Entries from a dataset of interfaces:

BEGIN

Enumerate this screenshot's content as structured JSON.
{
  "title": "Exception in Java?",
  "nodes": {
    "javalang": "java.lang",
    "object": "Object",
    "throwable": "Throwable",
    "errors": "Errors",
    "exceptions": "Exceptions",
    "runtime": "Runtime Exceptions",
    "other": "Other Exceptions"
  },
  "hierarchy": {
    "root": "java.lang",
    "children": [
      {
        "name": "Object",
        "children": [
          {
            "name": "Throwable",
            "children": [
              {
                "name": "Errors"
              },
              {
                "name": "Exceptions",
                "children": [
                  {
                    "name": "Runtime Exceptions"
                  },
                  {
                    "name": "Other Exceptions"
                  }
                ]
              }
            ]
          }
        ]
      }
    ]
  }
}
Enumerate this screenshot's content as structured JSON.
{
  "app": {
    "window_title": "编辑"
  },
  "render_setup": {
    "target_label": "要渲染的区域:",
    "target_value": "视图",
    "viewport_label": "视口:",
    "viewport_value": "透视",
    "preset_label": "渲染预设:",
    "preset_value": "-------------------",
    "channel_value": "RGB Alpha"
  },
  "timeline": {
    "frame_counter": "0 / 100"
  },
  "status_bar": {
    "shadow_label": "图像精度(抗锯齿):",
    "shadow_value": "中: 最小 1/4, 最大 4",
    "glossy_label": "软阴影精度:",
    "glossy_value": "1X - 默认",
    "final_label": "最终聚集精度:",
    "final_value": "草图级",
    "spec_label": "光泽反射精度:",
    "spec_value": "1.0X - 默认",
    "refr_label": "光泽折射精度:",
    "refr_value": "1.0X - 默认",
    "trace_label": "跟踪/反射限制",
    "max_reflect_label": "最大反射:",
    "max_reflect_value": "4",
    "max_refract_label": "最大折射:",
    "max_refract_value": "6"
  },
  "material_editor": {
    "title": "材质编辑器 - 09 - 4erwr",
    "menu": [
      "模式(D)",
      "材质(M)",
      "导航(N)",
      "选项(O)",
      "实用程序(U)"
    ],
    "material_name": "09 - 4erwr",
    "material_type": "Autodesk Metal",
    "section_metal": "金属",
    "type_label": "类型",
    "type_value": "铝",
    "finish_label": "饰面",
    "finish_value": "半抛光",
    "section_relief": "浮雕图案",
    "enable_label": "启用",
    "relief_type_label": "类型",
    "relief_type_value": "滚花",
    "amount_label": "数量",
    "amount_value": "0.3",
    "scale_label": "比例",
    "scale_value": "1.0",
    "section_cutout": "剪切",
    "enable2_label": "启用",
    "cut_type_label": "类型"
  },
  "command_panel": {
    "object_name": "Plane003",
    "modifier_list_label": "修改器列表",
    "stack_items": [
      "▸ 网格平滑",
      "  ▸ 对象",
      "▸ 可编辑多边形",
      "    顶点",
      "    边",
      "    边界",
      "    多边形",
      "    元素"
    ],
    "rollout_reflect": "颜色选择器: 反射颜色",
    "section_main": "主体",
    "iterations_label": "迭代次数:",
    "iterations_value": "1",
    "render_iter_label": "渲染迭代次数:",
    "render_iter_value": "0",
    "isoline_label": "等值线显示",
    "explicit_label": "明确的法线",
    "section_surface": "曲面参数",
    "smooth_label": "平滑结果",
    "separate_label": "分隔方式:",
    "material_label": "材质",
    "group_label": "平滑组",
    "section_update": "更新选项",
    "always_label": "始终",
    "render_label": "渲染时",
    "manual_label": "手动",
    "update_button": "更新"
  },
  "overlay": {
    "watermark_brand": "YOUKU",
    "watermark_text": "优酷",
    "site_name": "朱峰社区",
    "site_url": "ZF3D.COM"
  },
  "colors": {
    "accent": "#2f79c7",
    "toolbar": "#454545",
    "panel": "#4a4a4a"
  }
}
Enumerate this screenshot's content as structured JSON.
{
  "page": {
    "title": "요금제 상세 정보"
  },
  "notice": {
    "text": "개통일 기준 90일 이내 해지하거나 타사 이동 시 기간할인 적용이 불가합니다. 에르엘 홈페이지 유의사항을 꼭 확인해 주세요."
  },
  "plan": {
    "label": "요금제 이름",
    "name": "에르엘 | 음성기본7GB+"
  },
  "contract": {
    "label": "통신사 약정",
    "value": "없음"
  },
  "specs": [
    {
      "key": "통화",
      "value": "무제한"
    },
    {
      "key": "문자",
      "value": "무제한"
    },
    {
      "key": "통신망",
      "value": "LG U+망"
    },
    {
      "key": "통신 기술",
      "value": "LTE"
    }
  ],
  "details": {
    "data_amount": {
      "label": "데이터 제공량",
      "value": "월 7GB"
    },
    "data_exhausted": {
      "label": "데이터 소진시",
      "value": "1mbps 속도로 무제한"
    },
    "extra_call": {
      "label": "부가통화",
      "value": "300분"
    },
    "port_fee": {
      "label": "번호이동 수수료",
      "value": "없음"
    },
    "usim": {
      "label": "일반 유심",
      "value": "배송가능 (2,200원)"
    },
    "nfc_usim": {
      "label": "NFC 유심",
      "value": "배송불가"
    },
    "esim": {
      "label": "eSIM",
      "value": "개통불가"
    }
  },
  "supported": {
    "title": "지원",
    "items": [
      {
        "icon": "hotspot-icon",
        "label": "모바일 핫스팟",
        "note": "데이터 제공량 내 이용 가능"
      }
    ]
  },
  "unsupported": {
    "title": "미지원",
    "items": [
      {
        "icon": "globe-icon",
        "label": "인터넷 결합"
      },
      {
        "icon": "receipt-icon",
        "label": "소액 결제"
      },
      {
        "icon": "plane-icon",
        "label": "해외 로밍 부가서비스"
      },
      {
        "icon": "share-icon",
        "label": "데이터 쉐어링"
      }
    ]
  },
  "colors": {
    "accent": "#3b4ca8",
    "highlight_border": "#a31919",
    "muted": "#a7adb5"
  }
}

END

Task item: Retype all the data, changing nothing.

Your response:
Enumerate this screenshot's content as structured JSON.
{
  "title": "Exception in Java?",
  "nodes": {
    "javalang": "java.lang",
    "object": "Object",
    "throwable": "Throwable",
    "errors": "Errors",
    "exceptions": "Exceptions",
    "runtime": "Runtime Exceptions",
    "other": "Other Exceptions"
  },
  "hierarchy": {
    "root": "java.lang",
    "children": [
      {
        "name": "Object",
        "children": [
          {
            "name": "Throwable",
            "children": [
              {
                "name": "Errors"
              },
              {
                "name": "Exceptions",
                "children": [
                  {
                    "name": "Runtime Exceptions"
                  },
                  {
                    "name": "Other Exceptions"
                  }
                ]
              }
            ]
          }
        ]
      }
    ]
  }
}
Enumerate this screenshot's content as structured JSON.
{
  "app": {
    "window_title": "编辑"
  },
  "render_setup": {
    "target_label": "要渲染的区域:",
    "target_value": "视图",
    "viewport_label": "视口:",
    "viewport_value": "透视",
    "preset_label": "渲染预设:",
    "preset_value": "-------------------",
    "channel_value": "RGB Alpha"
  },
  "timeline": {
    "frame_counter": "0 / 100"
  },
  "status_bar": {
    "shadow_label": "图像精度(抗锯齿):",
    "shadow_value": "中: 最小 1/4, 最大 4",
    "glossy_label": "软阴影精度:",
    "glossy_value": "1X - 默认",
    "final_label": "最终聚集精度:",
    "final_value": "草图级",
    "spec_label": "光泽反射精度:",
    "spec_value": "1.0X - 默认",
    "refr_label": "光泽折射精度:",
    "refr_value": "1.0X - 默认",
    "trace_label": "跟踪/反射限制",
    "max_reflect_label": "最大反射:",
    "max_reflect_value": "4",
    "max_refract_label": "最大折射:",
    "max_refract_value": "6"
  },
  "material_editor": {
    "title": "材质编辑器 - 09 - 4erwr",
    "menu": [
      "模式(D)",
      "材质(M)",
      "导航(N)",
      "选项(O)",
      "实用程序(U)"
    ],
    "material_name": "09 - 4erwr",
    "material_type": "Autodesk Metal",
    "section_metal": "金属",
    "type_label": "类型",
    "type_value": "铝",
    "finish_label": "饰面",
    "finish_value": "半抛光",
    "section_relief": "浮雕图案",
    "enable_label": "启用",
    "relief_type_label": "类型",
    "relief_type_value": "滚花",
    "amount_label": "数量",
    "amount_value": "0.3",
    "scale_label": "比例",
    "scale_value": "1.0",
    "section_cutout": "剪切",
    "enable2_label": "启用",
    "cut_type_label": "类型"
  },
  "command_panel": {
    "object_name": "Plane003",
    "modifier_list_label": "修改器列表",
    "stack_items": [
      "▸ 网格平滑",
      "  ▸ 对象",
      "▸ 可编辑多边形",
      "    顶点",
      "    边",
      "    边界",
      "    多边形",
      "    元素"
    ],
    "rollout_reflect": "颜色选择器: 反射颜色",
    "section_main": "主体",
    "iterations_label": "迭代次数:",
    "iterations_value": "1",
    "render_iter_label": "渲染迭代次数:",
    "render_iter_value": "0",
    "isoline_label": "等值线显示",
    "explicit_label": "明确的法线",
    "section_surface": "曲面参数",
    "smooth_label": "平滑结果",
    "separate_label": "分隔方式:",
    "material_label": "材质",
    "group_label": "平滑组",
    "section_update": "更新选项",
    "always_label": "始终",
    "render_label": "渲染时",
    "manual_label": "手动",
    "update_button": "更新"
  },
  "overlay": {
    "watermark_brand": "YOUKU",
    "watermark_text": "优酷",
    "site_name": "朱峰社区",
    "site_url": "ZF3D.COM"
  },
  "colors": {
    "accent": "#2f79c7",
    "toolbar": "#454545",
    "panel": "#4a4a4a"
  }
}
Enumerate this screenshot's content as structured JSON.
{
  "page": {
    "title": "요금제 상세 정보"
  },
  "notice": {
    "text": "개통일 기준 90일 이내 해지하거나 타사 이동 시 기간할인 적용이 불가합니다. 에르엘 홈페이지 유의사항을 꼭 확인해 주세요."
  },
  "plan": {
    "label": "요금제 이름",
    "name": "에르엘 | 음성기본7GB+"
  },
  "contract": {
    "label": "통신사 약정",
    "value": "없음"
  },
  "specs": [
    {
      "key": "통화",
      "value": "무제한"
    },
    {
      "key": "문자",
      "value": "무제한"
    },
    {
      "key": "통신망",
      "value": "LG U+망"
    },
    {
      "key": "통신 기술",
      "value": "LTE"
    }
  ],
  "details": {
    "data_amount": {
      "label": "데이터 제공량",
      "value": "월 7GB"
    },
    "data_exhausted": {
      "label": "데이터 소진시",
      "value": "1mbps 속도로 무제한"
    },
    "extra_call": {
      "label": "부가통화",
      "value": "300분"
    },
    "port_fee": {
      "label": "번호이동 수수료",
      "value": "없음"
    },
    "usim": {
      "label": "일반 유심",
      "value": "배송가능 (2,200원)"
    },
    "nfc_usim": {
      "label": "NFC 유심",
      "value": "배송불가"
    },
    "esim": {
      "label": "eSIM",
      "value": "개통불가"
    }
  },
  "supported": {
    "title": "지원",
    "items": [
      {
        "icon": "hotspot-icon",
        "label": "모바일 핫스팟",
        "note": "데이터 제공량 내 이용 가능"
      }
    ]
  },
  "unsupported": {
    "title": "미지원",
    "items": [
      {
        "icon": "globe-icon",
        "label": "인터넷 결합"
      },
      {
        "icon": "receipt-icon",
        "label": "소액 결제"
      },
      {
        "icon": "plane-icon",
        "label": "해외 로밍 부가서비스"
      },
      {
        "icon": "share-icon",
        "label": "데이터 쉐어링"
      }
    ]
  },
  "colors": {
    "accent": "#3b4ca8",
    "highlight_border": "#a31919",
    "muted": "#a7adb5"
  }
}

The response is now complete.